PROBLEM TO WORK ON =>
Among the entries below, find the lines with the word "Junk" and copy them.

GIVEN RECORDS =>
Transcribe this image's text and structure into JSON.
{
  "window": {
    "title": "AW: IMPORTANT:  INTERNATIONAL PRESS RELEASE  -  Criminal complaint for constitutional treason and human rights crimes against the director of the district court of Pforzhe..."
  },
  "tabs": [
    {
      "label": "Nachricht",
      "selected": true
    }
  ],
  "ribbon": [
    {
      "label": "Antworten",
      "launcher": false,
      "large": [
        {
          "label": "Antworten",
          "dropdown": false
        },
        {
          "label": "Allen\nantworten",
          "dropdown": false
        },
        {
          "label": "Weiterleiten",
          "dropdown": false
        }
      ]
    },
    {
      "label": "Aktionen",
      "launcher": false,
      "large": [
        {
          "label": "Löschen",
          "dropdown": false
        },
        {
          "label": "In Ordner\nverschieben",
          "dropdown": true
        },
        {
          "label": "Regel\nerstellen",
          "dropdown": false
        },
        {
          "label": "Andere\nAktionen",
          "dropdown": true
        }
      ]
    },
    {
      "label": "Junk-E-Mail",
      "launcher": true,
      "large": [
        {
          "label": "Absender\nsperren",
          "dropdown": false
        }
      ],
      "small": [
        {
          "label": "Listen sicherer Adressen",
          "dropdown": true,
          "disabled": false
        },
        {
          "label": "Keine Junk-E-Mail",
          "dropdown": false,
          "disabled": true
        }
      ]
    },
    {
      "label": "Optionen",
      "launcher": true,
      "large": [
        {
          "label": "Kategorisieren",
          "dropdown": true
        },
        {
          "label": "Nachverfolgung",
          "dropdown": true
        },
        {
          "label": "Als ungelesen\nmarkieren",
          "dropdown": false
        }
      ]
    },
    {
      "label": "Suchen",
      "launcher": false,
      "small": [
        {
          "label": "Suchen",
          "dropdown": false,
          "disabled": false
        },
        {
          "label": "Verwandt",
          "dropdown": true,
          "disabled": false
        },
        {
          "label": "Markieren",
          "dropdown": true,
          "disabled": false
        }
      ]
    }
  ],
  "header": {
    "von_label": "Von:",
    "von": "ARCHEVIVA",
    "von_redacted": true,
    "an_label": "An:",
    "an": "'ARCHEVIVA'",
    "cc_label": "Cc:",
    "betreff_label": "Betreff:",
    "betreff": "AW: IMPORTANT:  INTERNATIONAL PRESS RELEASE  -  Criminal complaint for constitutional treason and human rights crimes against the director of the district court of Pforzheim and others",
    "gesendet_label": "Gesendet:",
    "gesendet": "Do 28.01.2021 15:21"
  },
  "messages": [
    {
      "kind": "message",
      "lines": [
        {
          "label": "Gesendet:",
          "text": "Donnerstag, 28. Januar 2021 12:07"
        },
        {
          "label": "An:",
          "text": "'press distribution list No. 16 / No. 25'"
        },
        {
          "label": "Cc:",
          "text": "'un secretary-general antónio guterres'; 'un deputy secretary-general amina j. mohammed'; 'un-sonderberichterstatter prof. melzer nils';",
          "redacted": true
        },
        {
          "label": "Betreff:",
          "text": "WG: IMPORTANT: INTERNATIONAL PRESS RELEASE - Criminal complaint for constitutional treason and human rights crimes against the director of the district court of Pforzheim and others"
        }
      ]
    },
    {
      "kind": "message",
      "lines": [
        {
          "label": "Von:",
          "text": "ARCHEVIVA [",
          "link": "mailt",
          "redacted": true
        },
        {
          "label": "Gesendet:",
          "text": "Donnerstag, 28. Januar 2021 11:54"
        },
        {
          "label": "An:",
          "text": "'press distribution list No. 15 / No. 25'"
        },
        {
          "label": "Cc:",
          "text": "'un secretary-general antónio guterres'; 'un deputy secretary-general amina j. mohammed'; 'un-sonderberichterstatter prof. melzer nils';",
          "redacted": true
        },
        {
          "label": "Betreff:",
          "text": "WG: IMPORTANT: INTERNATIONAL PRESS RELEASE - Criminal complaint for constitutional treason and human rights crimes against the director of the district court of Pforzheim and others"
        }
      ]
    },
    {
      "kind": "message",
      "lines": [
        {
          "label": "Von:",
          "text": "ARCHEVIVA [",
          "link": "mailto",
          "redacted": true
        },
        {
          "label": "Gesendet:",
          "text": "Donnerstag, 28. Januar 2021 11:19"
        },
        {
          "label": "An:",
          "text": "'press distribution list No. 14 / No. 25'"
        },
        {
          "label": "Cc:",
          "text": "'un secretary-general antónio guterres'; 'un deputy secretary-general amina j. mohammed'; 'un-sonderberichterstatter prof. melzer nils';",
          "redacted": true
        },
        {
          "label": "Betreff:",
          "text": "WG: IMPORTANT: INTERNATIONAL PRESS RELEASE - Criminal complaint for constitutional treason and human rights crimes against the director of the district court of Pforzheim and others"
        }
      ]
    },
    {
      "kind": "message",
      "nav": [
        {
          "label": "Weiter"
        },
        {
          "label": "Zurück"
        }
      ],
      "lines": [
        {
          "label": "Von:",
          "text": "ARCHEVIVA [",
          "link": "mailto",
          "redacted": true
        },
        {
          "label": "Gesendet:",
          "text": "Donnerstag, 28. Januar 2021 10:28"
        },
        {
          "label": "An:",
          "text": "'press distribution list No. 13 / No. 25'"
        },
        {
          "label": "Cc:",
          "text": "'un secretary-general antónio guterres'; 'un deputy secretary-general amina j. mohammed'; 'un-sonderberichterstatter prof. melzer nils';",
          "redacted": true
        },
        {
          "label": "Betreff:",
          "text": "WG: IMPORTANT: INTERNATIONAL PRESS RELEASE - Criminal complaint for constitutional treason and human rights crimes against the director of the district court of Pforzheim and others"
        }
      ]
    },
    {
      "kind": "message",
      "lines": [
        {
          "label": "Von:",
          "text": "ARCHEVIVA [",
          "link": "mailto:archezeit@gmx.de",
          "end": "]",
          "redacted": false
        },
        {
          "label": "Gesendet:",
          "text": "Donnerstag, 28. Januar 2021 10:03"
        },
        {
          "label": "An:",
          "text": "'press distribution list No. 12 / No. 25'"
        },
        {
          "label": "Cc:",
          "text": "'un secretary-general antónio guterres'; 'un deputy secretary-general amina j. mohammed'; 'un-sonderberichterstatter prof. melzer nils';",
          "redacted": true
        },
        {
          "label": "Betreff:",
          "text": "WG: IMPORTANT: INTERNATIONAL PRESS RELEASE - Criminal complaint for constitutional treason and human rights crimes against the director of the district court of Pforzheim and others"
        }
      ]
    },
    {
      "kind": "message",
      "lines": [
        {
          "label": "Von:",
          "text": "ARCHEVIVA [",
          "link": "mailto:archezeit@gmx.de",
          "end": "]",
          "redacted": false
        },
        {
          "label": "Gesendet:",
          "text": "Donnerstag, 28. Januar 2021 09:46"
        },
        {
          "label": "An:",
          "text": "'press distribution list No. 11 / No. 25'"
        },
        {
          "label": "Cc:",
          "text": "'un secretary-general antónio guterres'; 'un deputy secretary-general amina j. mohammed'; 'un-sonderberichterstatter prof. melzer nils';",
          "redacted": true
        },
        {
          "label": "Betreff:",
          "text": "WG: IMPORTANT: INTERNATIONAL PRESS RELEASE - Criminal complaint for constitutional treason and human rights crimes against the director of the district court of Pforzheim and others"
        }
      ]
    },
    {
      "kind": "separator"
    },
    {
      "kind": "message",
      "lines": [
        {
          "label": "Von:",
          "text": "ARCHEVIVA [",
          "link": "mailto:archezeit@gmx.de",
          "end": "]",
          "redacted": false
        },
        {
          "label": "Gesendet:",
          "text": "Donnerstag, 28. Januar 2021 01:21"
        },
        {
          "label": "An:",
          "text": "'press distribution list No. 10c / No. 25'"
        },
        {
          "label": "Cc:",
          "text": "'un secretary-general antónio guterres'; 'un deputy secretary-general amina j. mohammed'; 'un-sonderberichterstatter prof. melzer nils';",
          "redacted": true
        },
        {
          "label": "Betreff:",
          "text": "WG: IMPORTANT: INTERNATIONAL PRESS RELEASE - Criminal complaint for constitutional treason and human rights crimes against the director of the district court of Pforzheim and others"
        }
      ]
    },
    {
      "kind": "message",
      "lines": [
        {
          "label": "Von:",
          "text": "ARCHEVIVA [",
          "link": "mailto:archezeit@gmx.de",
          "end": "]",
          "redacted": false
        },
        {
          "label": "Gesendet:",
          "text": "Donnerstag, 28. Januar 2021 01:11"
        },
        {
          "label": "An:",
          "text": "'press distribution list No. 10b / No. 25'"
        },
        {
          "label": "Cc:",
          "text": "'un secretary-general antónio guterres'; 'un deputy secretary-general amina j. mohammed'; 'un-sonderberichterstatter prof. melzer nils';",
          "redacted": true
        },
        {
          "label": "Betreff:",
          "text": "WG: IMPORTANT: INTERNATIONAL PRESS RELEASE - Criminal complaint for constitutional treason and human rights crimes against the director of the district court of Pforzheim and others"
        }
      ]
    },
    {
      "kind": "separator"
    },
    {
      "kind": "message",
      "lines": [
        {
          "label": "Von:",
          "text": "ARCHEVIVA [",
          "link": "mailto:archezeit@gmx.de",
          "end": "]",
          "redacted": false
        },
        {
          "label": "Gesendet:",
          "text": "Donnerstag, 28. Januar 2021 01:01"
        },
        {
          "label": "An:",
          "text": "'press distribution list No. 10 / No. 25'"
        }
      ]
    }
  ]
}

SOLUTION TO THE EXERCISE =>
      "label": "Junk-E-Mail",
          "label": "Keine Junk-E-Mail",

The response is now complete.